“The Truth of Artificial Immunity:”

A Personal Reflection on the Nature of Implants and the Body

By Sarah Perkins

When I was very small, I was certain that the scar on my stomach was the bones of a little fish swallowed in the womb. In the bathtub, I would trace over the pale and ridged lines, link the signs of suture to a fossilized spine, and think that this was proof that I was truly a part of nature. Original and Organic. We lived in suburbia—the houses identical teeth in a man-made smile—but I would stare at the scar on my stomach and dream myself wild. I was barefoot with a big mouth, untamed and overgrown baby-teeth, wrapped-up in a seaweed certainty that an ocean existed inside of me. The truth of my birth was a wave of primordial possibility that kissed at the edges of my skin. It made me whole. It made me proud. It made me heavy. It made me drown. Almost.

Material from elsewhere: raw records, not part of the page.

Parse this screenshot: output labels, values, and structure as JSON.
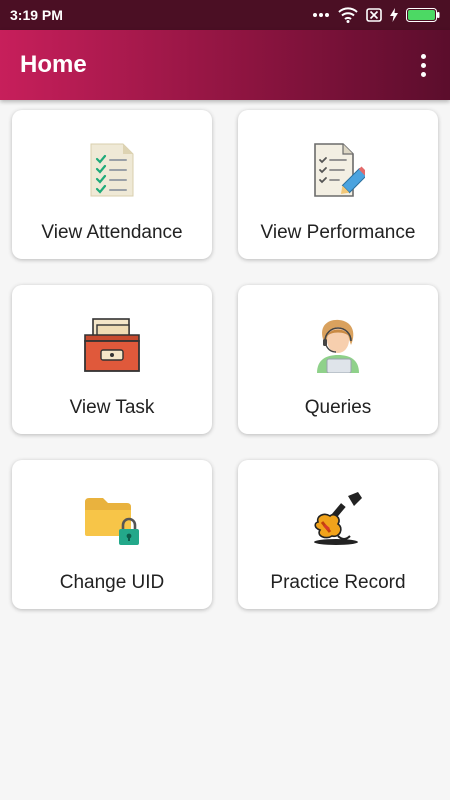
{
  "status_bar": {
    "time": "3:19 PM",
    "icons": [
      "dots-icon",
      "wifi-icon",
      "no-sim-icon",
      "charging-icon",
      "battery-icon"
    ],
    "battery_color": "#4cd964"
  },
  "app_bar": {
    "title": "Home",
    "menu_icon": "kebab-menu-icon",
    "gradient": [
      "#c71f5b",
      "#5b0d2c"
    ]
  },
  "tiles": [
    {
      "label": "View Attendance",
      "icon": "attendance-checklist-icon"
    },
    {
      "label": "View Performance",
      "icon": "performance-report-icon"
    },
    {
      "label": "View Task",
      "icon": "task-drawer-icon"
    },
    {
      "label": "Queries",
      "icon": "support-agent-icon"
    },
    {
      "label": "Change UID",
      "icon": "locked-folder-icon"
    },
    {
      "label": "Practice Record",
      "icon": "guitar-icon"
    }
  ]
}
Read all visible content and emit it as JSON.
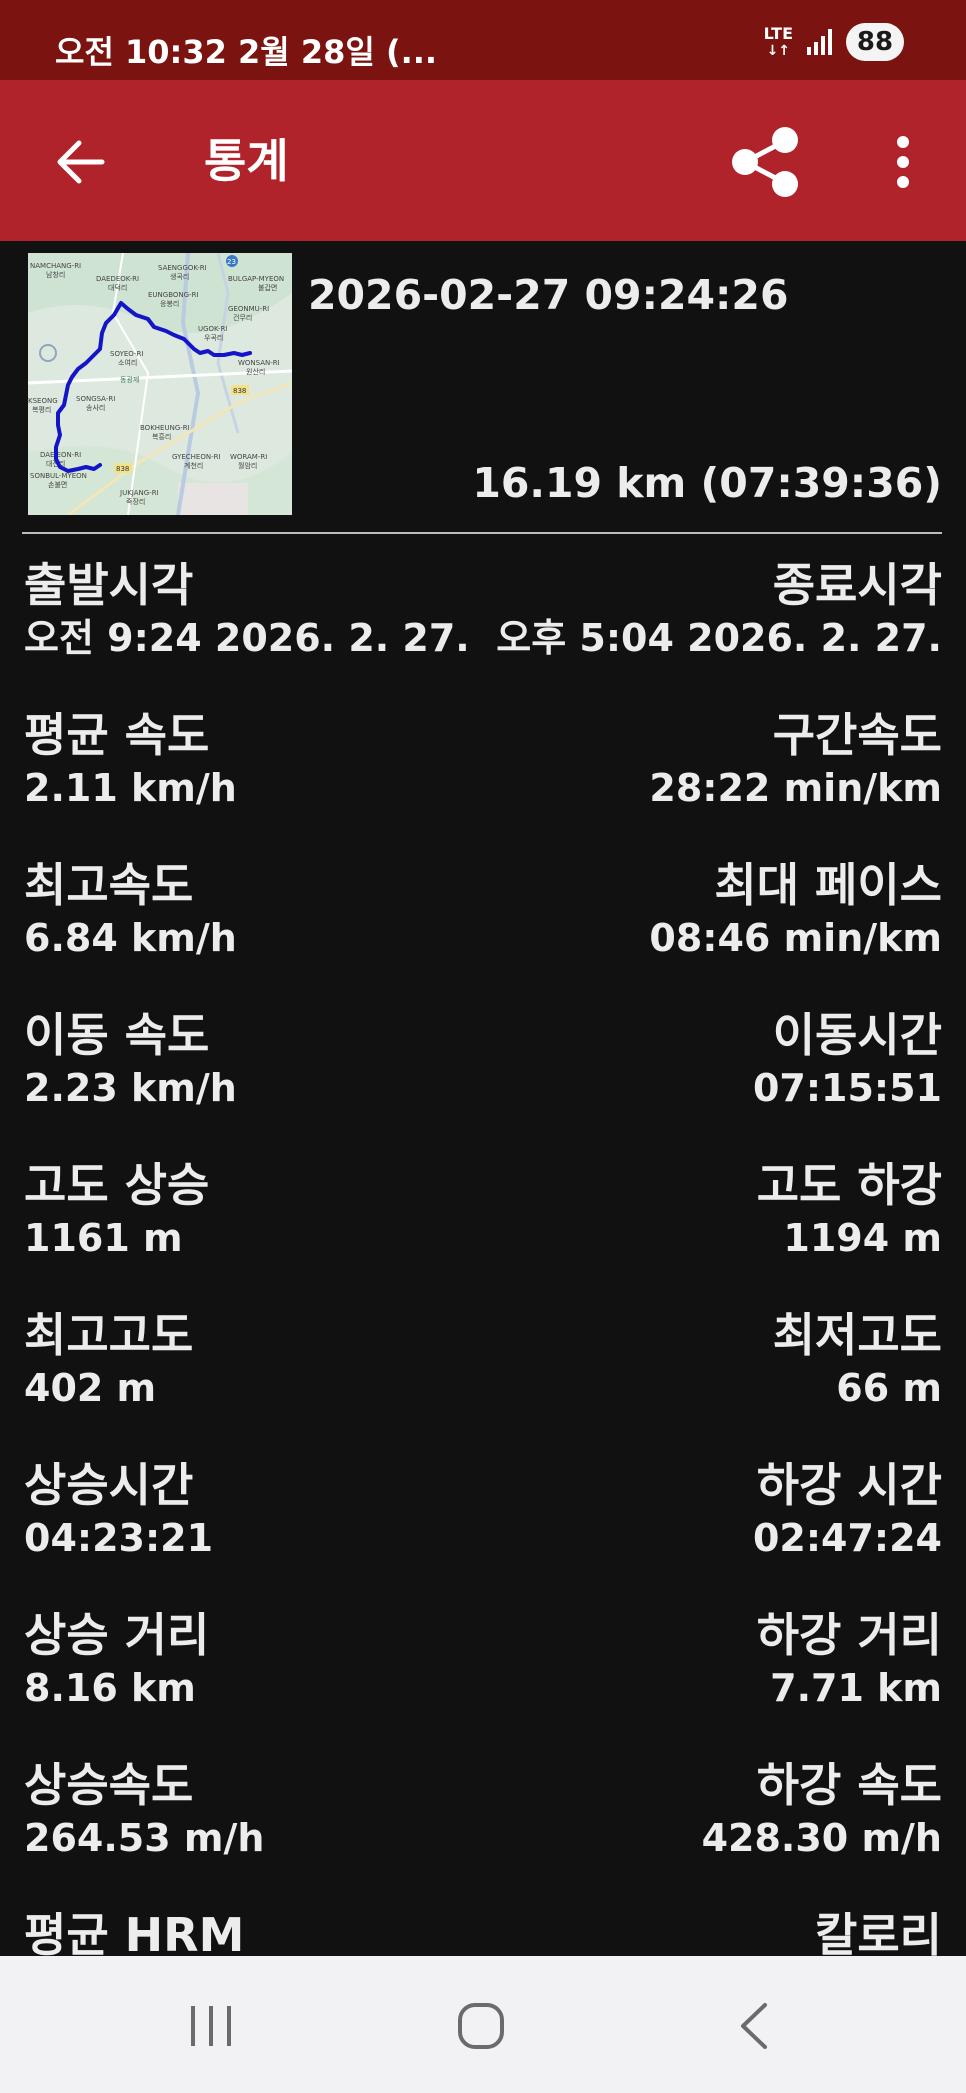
{
  "status_bar": {
    "time_date": "오전 10:32  2월 28일 (...",
    "network": "LTE",
    "battery": "88"
  },
  "app_bar": {
    "title": "통계"
  },
  "summary": {
    "date_time": "2026-02-27 09:24:26",
    "distance_duration": "16.19 km (07:39:36)"
  },
  "map": {
    "labels": [
      "NAMCHANG-RI",
      "남창리",
      "DAEDEOK-RI",
      "대덕리",
      "SAENGGOK-RI",
      "생곡리",
      "BULGAP-MYEON",
      "불갑면",
      "EUNGBONG-RI",
      "응봉리",
      "GEONMU-RI",
      "건무리",
      "UGOK-RI",
      "우곡리",
      "WONSAN-RI",
      "원산리",
      "SOYEO-RI",
      "소여리",
      "동광제",
      "SONGSA-RI",
      "송사리",
      "BOKHEUNG-RI",
      "복흥리",
      "GYECHEON-RI",
      "계천리",
      "WORAM-RI",
      "월암리",
      "DAEJEON-RI",
      "대전리",
      "SONBUL-MYEON",
      "손불면",
      "JUKJANG-RI",
      "죽장리",
      "KSEONG",
      "복평리",
      "838",
      "23"
    ],
    "route_color": "#1515c8"
  },
  "stats": [
    {
      "left_label": "출발시각",
      "left_value": "오전 9:24 2026. 2. 27.",
      "right_label": "종료시각",
      "right_value": "오후 5:04 2026. 2. 27."
    },
    {
      "left_label": "평균 속도",
      "left_value": "2.11 km/h",
      "right_label": "구간속도",
      "right_value": "28:22 min/km"
    },
    {
      "left_label": "최고속도",
      "left_value": "6.84 km/h",
      "right_label": "최대 페이스",
      "right_value": "08:46 min/km"
    },
    {
      "left_label": "이동 속도",
      "left_value": "2.23 km/h",
      "right_label": "이동시간",
      "right_value": "07:15:51"
    },
    {
      "left_label": "고도 상승",
      "left_value": "1161 m",
      "right_label": "고도 하강",
      "right_value": "1194 m"
    },
    {
      "left_label": "최고고도",
      "left_value": "402 m",
      "right_label": "최저고도",
      "right_value": "66 m"
    },
    {
      "left_label": "상승시간",
      "left_value": "04:23:21",
      "right_label": "하강 시간",
      "right_value": "02:47:24"
    },
    {
      "left_label": "상승 거리",
      "left_value": "8.16 km",
      "right_label": "하강 거리",
      "right_value": "7.71 km"
    },
    {
      "left_label": "상승속도",
      "left_value": "264.53 m/h",
      "right_label": "하강 속도",
      "right_value": "428.30 m/h"
    },
    {
      "left_label": "평균 HRM",
      "left_value": "",
      "right_label": "칼로리",
      "right_value": ""
    }
  ],
  "colors": {
    "status_bar": "#7b1410",
    "app_bar": "#b0232b",
    "background": "#111111",
    "text": "#ececec",
    "nav_bar": "#f2f2f4"
  }
}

The truth hurts.

The truth is that I never learned how to swim.

The truth is that the ocean is filled with more plastic than fish.


When I was very small, a post fossa cyst tried to swallow my brain in the womb.


It means ‘water on the brain,’ and plastic tubing drains buried beneath the skin. It means that, like Jean-Luc Nancy in “L’Intrus” (2000), “I must be monitored, tested, measured (3);” my ‘self’ made not an ocean, but an implant. Ordered and Othered. Artificial. It is a “strangerness (that) becomes ordinary” (Nancy 9) —the fish of my flesh forgotten in a catch of new symptoms. Headaches. Headaches. Headaches. These are the terms and conditions of my childhood.

The doctors pin my limbs to the metal table with a lead blanket and tell me to be still. They do not know my name, and I don’t know theirs, but they want to see inside my skull. They position my body like a ragdoll in an elaborate game of house that I never agreed to play. An interiority made exteriority, they whisper from behind the X-ray barrier about ventricle width and eye-dilation. I want to tell them about the nature of scars that won’t heal and about the stories of our birth that we tell ourselves to keep ourselves safe, but I know that they will not hear me. No one listens to the lab rat.

After all, my “identity is equivalent to my immunity” (Nancy 9), and my immunity is equivalent to a careful balance of cerebrospinal fluid kept at bay. Patient without patience, for almost twenty-three years, my body has existed outside of my own hands.

Eula Biss writes with a kind of fondness in On Immunity: An Inoculation (2014) that “our bodies are not boundaries” (43). She writes of the “magical” and the “mundane” technology that is the human hands (Biss 80). Through the trauma of giving birth, human hands intervened to save Biss’s life. Through the trauma of being born, my life was also saved by human hands. Human hands wielding scalpels. Human hands drilling bone. Human hands mitigating intracranial pressure and so, fashioning “the possibility of a network wherein, life and death is shared out” in spools of plastic intertwined with capillaries and tissue (Nancy 8). Careful carnage—the evidence of a million-year-old act of compassion.

“You’ve had a lot of people’s hands in you” (Ibid).

Biss takes comfort in this. I, too, should take comfort in this.

But I don’t.

I don’t, because, in those human hands, I cannot help but to smell the sanitization.

I don’t, because, in those human hands, I cannot help but to remember the cold touches, the commands to be still.

I cannot help but to think that the implant in my brain gives others the impunity to press against my vulnerabilities. I will never know the feeling of the back of my head. I am Achilles, dipped so far in the River Styx, but in the end, not far enough. I am trapped in limbo, looking over a lopsided right shoulder, and left waiting for a Paris to find me with his arrow.

And so, I worry.

I worry that the man sitting behind me on the bus will reach between the seats and crush the place where my head bulges plastic with his fingers, killing me instantly.

I worry that I will never be able to shave my head, even just for the experience.

Ed Cohen writes in A Body Worth Defending: Immunity Biopolitics, and the Apotheosis of the Modern Body (2009), that the “modern body” is “well-bounded against the collective public body” (7). But in my fears, and in my future, and in all those human fingers pushing, prodding, poking, and pulling me along the path of technological transformation, what definition of individuality does my body possess?

The implant is a sign that I am human.

The implant is a sign that I will never be human.

When the glow-in-the-dark stars on my ceiling have dimmed late at night, I lie in bed and think that it is entirely possible to drown from the inside-out. There is an ocean waiting inside of me.

And I worry.